How waves form?

Waves are usually formed by the wind blowing across the sea. This causes ripples on the top of the surface and these develop into waves. The stretch of open water over which the wind blows is called the fetch. The longer the fetch the more powerful the wave.

Video showing wave formation - http://www.bbc.co.uk/learningzone/clips/understanding-wave-formation/4018.html


The above diagram shows you what happens when a wave moves closer towards the coast and crashes onto a beach.

Crest - this is the top part of the wave and eventually topples onto the beach.
Swash - this is the water that rushes up the beach
Backwash - this is the water that flows back towards the sea

Types of waves

There are two types of waves; constructive and destructive waves.
Constructive waves:

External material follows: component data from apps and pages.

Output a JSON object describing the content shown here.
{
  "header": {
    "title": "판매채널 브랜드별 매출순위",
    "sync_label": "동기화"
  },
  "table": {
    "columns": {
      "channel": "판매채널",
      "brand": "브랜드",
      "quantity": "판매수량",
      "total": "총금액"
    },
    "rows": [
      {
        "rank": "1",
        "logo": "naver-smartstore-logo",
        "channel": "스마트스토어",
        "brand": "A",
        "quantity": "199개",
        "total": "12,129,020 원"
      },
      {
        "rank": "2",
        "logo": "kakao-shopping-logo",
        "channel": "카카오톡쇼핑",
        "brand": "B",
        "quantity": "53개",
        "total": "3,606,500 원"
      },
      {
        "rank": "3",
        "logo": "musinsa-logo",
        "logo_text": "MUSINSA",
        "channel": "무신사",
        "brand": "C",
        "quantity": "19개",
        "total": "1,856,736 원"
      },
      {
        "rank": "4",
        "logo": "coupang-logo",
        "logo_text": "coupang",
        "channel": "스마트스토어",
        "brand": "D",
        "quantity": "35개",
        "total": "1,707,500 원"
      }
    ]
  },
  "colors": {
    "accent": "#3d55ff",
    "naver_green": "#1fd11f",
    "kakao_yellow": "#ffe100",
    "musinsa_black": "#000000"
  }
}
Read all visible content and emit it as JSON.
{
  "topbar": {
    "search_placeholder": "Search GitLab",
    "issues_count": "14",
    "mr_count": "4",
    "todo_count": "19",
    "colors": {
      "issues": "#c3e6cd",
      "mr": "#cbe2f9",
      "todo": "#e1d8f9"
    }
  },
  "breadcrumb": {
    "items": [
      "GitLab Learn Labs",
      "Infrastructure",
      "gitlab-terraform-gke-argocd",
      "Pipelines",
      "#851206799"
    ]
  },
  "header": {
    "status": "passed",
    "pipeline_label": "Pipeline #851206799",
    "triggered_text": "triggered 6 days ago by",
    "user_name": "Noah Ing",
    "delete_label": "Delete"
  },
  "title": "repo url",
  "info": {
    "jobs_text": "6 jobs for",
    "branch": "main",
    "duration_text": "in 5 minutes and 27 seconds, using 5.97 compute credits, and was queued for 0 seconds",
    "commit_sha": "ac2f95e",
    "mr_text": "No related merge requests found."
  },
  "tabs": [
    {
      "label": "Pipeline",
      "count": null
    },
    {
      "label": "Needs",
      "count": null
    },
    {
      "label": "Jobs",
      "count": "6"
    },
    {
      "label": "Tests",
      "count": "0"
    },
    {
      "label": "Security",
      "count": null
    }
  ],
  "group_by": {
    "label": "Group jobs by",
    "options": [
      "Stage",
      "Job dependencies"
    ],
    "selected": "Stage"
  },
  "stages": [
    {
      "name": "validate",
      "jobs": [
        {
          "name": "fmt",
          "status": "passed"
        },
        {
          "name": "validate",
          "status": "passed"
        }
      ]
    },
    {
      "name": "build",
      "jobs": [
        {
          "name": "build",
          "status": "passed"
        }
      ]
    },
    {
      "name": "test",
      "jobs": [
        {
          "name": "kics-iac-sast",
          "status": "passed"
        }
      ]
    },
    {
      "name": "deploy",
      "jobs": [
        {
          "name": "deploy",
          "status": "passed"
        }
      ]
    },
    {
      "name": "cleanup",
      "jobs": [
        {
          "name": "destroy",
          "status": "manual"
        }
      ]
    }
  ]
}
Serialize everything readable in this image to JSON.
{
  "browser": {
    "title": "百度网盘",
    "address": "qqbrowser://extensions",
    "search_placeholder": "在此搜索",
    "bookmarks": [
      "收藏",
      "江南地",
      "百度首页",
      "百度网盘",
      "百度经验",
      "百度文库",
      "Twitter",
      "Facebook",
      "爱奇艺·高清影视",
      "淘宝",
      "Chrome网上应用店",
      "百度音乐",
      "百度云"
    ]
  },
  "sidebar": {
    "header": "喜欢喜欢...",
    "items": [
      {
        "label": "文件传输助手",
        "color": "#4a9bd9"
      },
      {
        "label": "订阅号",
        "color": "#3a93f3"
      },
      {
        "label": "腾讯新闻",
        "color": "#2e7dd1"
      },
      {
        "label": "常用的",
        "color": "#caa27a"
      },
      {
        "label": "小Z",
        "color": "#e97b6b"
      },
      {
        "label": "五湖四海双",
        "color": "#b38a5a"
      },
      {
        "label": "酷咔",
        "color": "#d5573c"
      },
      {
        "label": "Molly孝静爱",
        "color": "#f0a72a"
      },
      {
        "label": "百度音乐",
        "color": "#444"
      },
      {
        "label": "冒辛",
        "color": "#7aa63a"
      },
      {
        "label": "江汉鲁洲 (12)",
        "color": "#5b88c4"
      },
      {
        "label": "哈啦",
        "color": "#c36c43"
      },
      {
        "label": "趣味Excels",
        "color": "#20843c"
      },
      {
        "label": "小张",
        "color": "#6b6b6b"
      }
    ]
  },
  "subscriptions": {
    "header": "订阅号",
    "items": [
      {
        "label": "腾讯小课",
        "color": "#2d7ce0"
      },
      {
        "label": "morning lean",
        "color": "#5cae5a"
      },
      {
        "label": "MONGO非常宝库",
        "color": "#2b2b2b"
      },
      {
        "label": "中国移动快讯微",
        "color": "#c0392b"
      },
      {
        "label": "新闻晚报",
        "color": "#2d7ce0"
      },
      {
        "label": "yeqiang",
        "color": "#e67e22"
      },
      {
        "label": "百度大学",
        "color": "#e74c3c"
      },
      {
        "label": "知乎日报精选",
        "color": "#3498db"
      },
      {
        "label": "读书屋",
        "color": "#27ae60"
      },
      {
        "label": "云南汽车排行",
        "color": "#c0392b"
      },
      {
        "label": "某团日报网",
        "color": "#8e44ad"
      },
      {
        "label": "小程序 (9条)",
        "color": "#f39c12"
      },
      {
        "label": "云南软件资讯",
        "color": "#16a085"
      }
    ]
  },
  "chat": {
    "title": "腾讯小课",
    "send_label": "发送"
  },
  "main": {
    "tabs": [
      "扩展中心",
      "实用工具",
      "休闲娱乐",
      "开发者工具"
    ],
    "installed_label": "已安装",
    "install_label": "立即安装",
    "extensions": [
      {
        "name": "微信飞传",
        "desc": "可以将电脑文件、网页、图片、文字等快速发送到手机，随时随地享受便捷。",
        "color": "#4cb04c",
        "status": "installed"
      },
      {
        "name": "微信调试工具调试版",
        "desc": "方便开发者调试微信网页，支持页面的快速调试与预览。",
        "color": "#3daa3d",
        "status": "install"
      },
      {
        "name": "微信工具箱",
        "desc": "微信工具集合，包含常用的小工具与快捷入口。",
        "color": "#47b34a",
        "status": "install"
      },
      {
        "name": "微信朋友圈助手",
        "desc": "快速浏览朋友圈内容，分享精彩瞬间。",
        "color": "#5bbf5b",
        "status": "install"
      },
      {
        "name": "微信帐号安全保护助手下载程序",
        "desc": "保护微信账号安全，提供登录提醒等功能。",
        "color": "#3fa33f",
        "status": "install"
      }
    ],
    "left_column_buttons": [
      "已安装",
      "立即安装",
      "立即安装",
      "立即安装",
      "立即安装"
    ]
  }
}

  • Constructive waves are waves that surge up the beach and have a powerful swash
  • They carry large amounts of sediment and 'contruct' the beach making it more extensive

Main characteristics: They have a strong swash and a weak backwash and are smaller in height compared to destructive waves. They are waves which contain a small amount of energy.

Destructive waves

  • Destructive waves are named because they 'destroy' the beach.
  • When the waves hit the beach they rear up and smash down onto the beach.
  • There is very little swash when the wave breaks but has a powerful backwash.
  • The backwash removes the sediment which leads to the 'destruction' of the beach

Main characteristics: They have a strong backwash, lots of energy and are waves which are high in height